|Education||BS, Cornell University|
Dr. Cindy Zahnow
Our lab studies cancer epigenetics and is working on developing epigenetic therapy to treat solid tumors. In cancer, DNA methylation increases in gene promoter regions, which can lead to gene silencing and is one way that tumor suppressor genes can be inactivated. Our lab has previously shown that transient, low doses of DNA demethylating agents have durable anti-tumor effects on epithelial tumor cells. Combining epigenetic therapy with conventional therapy has the potential for even greater benefit.
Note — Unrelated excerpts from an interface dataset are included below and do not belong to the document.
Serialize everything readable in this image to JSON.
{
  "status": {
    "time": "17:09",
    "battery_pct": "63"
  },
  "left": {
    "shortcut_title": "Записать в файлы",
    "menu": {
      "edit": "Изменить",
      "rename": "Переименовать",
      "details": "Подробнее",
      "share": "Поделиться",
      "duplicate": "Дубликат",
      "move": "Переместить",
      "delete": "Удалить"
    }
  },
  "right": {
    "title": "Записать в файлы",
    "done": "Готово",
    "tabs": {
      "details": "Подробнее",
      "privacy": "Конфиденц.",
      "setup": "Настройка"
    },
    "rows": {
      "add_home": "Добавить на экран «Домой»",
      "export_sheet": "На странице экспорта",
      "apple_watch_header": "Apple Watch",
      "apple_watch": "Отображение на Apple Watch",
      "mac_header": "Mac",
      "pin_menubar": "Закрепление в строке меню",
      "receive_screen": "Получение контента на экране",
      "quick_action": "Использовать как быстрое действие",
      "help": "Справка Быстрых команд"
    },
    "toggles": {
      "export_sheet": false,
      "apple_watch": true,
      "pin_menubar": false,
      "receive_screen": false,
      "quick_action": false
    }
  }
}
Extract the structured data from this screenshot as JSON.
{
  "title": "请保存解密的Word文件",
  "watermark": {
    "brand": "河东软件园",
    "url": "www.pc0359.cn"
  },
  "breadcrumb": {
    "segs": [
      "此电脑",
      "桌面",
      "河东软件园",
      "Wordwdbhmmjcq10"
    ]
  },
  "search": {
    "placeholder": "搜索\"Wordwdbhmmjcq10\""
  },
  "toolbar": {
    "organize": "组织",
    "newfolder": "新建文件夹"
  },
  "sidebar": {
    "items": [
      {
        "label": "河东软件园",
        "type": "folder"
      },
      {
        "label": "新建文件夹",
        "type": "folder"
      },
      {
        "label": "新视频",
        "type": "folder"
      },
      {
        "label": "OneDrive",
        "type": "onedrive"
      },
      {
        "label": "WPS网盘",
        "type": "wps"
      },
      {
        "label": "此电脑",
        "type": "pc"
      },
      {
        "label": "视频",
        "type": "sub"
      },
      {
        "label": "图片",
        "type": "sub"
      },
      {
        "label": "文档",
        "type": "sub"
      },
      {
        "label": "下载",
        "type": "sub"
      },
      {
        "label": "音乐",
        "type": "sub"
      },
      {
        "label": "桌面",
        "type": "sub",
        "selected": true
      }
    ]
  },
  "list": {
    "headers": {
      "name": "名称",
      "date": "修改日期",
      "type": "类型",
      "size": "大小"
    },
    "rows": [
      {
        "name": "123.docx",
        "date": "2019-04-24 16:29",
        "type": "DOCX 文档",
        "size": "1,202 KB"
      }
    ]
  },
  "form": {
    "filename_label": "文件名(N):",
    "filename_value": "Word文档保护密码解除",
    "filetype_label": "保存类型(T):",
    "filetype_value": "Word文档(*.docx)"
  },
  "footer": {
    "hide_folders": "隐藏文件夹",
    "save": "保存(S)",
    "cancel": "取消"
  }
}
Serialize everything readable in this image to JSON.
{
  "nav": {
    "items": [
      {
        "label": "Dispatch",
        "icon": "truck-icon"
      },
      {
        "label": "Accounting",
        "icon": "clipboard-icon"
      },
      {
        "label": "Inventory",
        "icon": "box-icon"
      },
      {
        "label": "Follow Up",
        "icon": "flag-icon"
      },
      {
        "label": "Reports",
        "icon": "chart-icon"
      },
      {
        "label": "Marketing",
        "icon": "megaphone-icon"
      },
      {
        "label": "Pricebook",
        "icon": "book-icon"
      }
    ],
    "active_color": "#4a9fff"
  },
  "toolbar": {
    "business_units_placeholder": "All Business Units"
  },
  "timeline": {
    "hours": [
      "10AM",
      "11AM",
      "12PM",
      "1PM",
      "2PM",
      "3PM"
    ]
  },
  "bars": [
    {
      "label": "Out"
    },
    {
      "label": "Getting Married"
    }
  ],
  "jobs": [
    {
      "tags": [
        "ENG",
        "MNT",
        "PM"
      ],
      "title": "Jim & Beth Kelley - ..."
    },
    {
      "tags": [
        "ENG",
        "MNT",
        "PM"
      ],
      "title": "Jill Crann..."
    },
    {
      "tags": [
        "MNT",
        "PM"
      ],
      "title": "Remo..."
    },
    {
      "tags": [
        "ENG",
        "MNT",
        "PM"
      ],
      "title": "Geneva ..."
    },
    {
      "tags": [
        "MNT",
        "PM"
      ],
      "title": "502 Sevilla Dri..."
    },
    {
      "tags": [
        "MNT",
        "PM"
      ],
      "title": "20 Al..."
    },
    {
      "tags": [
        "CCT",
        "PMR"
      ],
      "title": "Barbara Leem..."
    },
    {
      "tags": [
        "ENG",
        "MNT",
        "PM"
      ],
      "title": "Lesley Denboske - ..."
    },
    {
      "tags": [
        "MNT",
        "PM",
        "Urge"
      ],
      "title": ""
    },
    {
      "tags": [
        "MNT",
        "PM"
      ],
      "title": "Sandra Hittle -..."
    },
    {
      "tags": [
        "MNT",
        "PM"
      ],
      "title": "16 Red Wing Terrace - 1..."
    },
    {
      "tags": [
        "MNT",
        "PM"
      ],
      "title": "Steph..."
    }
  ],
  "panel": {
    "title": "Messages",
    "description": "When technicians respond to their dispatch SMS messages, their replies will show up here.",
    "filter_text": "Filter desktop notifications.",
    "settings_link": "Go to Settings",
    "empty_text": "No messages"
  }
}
Specifically, my thesis project is to determine if a combination of epigenetic and immune therapies can have an anti-tumor effect on ovarian tumors in immune competent mice. 5-azacytidine, a DNA demethylating agent, has been shown in our lab to upregulate a panel of immune related genes in ovarian cancer cell lines. My hypothesis is that if we can upregulate these immune genes in vivo, immune cells could be recruited to the tumor, where immune therapy could activate the immune cells and lead to tumor death. My first question is whether or not treating just the cancer cells with 5-azacytidine will recruit the immune cells of a syngeneic mouse, and if so will that, in combination with immune therapy, have an antitumorigenic effect. In the future I will look at the effect that treating the mouse with epigenetic therapy before injecting tumor cells has on the immune reaction to the tumor and tumor growth, and finally I will examine how treating both the mouse and the tumor cells post injection affects the immune and tumor response. This final experiment will be a more therapeutically relevant model, which could impact patient treatment.